In France, they introduced the Eco-Score, which measures the environmental impact of food and is indicated on food labels. Also being tested in Germany and the Netherlands, the initiative aims to inform customers about the ecological footprint of food products to encourage more sustainable consumption choices.
The project is supported by a similar proposal in the European Union, with citizens requesting the creation of a European Eco-Score for all foods produced and sold in the EU. Here’s exactly how the Eco-Score works and how it is calculated.
What is the Eco-Score label?
The Eco-Score was created in France following the introduction of the Nutri-Score, a system that assesses foods according to their nutritional quality. It is a logo added to the food label that tells consumers the overall environmental impact of the food so they can make informed decisions.
It was developed by numerous organizations, including several food apps and websites like Yuka, Marmiton and Open Food Facts. Other parties involved include the environmental consulting company ECO2 Initiative, environmental organizations Greenpeace, WWF and Zerowaste, as well as Ademe, The French Agency for Ecological Transition.
Eco-Score: how it works
The French Eco-Score works based on an environmental analysis of food products on sale, with the evaluation expressed with five colors and letters. The environmental score for foods goes from a dark green A, when products have a minimal impact on the environment, up to a red E for foods with the highest ecological footprint that are therefore most damaging to the environment.
The environmental label for foods takes into account a product’s entire life cycle, through a Life Cycle Assessment (LCA). This means that the environmental impact of foods is analyzed taking into account the production, packaging, storage, transport, sale, consumption and disposal phases, and the score is indicated with the image of a leaf in dark green, light green, yellow, orange or red.
How is the Eco-Score calculated?
The Eco-Score is quite a complex calculation. Firstly, the French system uses Ademe’s Agribalyse database to analyze the life cycle of food products. Then, it applies a series of additional indicators to get a more precise and comprehensive evaluation of the actual environmental impact of foods.
Several additional aspects are also analyzed, such as the presence of sustainability certifications, the production system used, the product being in a fair trade supply chain and coming from organic farming. Cross-cutting factors are also considered, the like product’s impact on biodiversity, the length of the supply chain and the use of more eco-friendly recyclable packaging.
The calculation uses a logarithmic system, which is converted into a score ranking from 0 to 100 so it is simpler and more intuitive for consumers, taking into account the environmental impact of 100 grams of the product. There are 20 points in each class, so it starts with the 0–20 band for products that are most harmful to the environment and goes up to 80–100 for the most eco-friendly and kindest to the biosphere.
On 30 June 2022, a process was launched for the trial of a European Eco-Score thanks to one million signatures being collected to promote the European Eco-Score project. The idea was to introduce a mandatory environmental label for all food products produced and sold within the European Union, adopting harmonized standards across the whole of the EU to encourage companies in the food industry to reduce their environmental impact.

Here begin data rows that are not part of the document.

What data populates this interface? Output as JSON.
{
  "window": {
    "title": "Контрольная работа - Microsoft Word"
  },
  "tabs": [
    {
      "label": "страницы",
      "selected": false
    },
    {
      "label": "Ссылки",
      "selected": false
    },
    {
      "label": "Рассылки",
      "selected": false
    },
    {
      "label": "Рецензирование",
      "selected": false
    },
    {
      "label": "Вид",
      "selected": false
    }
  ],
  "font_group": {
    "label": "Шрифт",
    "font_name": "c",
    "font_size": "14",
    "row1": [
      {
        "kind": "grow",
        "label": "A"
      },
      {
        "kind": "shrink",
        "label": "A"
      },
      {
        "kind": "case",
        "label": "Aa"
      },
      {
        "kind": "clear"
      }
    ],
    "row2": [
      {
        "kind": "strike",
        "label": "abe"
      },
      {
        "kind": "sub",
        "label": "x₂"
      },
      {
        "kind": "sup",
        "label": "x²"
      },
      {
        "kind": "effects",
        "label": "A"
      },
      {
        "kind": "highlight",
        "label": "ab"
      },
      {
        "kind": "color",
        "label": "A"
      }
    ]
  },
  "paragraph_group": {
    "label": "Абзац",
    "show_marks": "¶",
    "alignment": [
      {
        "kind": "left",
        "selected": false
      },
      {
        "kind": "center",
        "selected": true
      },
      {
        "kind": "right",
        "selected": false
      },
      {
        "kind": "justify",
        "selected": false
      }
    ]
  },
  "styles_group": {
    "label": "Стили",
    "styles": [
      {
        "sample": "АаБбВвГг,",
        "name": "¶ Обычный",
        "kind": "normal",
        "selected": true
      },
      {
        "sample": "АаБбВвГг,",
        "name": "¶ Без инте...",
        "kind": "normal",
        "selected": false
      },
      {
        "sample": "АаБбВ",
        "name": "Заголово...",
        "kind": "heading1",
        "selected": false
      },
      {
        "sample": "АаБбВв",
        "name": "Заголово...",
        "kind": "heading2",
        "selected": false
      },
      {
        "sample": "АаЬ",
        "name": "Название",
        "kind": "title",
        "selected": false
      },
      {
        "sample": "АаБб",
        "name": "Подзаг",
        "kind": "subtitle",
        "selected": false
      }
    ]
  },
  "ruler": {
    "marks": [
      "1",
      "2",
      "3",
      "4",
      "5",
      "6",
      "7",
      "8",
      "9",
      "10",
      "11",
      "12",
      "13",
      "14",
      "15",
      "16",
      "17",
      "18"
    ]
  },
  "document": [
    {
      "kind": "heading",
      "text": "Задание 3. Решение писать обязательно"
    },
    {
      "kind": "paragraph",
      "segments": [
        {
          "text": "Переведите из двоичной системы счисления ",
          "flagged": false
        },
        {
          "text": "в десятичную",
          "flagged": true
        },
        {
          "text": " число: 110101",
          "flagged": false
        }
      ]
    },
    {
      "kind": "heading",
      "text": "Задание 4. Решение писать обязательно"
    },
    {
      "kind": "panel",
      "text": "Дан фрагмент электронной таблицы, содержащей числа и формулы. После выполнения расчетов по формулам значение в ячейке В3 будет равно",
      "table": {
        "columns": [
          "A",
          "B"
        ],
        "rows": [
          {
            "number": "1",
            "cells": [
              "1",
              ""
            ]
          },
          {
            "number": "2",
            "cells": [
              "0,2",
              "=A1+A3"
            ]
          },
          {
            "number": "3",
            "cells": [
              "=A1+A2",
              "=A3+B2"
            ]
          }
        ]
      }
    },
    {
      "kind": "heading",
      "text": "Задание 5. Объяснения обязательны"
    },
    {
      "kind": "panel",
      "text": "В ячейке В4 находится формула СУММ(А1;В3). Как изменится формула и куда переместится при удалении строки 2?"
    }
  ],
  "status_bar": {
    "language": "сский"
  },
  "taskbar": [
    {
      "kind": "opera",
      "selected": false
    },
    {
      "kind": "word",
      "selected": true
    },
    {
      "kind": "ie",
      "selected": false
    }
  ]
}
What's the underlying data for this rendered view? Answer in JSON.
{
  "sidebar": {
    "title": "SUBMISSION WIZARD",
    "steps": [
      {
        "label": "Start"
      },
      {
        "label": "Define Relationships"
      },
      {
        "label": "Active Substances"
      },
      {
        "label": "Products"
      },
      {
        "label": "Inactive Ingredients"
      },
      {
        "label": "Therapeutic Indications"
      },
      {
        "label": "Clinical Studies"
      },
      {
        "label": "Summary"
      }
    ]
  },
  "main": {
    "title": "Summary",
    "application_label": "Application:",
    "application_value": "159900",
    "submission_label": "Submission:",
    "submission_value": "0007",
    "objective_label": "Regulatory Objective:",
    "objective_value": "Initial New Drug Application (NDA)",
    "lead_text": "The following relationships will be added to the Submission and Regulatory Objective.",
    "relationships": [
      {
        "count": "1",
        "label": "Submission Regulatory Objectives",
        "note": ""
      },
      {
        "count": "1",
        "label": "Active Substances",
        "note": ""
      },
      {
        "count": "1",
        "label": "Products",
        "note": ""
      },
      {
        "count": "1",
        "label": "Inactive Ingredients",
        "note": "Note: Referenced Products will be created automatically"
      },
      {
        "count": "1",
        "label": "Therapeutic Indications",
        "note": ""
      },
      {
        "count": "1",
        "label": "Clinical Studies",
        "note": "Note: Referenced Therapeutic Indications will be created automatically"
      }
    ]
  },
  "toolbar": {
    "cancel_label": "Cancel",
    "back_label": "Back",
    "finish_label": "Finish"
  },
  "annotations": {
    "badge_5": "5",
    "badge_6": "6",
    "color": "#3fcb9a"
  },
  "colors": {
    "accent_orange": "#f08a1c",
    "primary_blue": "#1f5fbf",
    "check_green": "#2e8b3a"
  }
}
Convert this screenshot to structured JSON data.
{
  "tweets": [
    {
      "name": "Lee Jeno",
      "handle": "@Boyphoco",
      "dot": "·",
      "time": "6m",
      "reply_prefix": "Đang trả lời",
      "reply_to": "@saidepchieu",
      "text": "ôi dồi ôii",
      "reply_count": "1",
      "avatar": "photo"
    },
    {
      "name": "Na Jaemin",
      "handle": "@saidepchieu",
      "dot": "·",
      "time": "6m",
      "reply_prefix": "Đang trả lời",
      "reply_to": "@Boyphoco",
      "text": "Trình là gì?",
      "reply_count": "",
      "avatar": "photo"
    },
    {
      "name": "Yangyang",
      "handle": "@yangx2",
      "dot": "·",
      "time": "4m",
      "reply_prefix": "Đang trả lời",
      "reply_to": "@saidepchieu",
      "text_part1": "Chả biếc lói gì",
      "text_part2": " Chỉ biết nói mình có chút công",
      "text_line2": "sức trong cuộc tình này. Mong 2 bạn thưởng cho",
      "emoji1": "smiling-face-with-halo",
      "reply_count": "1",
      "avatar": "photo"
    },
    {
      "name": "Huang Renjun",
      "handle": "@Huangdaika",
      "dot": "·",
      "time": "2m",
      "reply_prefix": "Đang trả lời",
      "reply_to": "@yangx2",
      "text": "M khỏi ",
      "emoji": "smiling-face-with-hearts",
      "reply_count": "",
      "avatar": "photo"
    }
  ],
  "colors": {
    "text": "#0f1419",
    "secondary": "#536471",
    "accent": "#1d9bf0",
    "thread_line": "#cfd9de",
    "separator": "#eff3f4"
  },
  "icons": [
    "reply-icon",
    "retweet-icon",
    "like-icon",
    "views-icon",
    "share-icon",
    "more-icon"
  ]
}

At this point, it will be necessary to identify parameters that will be shared across all countries in the European Union to determine how to calculate the ecological footprint of foods. Today, more and more companies are signing up to the initiative voluntarily, especially in France, showing greater sensitivity towards sustainability linked to food habits.
To prepare for the introduction of the European Eco-Score, it is important to start reducing the environmental impact of your food products now. For the food packaging sector, Volmar already offers dedicated eco-friendly packaging solutions that reduce the ecological footprint of food products without compromising the shelf life and ensure optimal protection against external agents.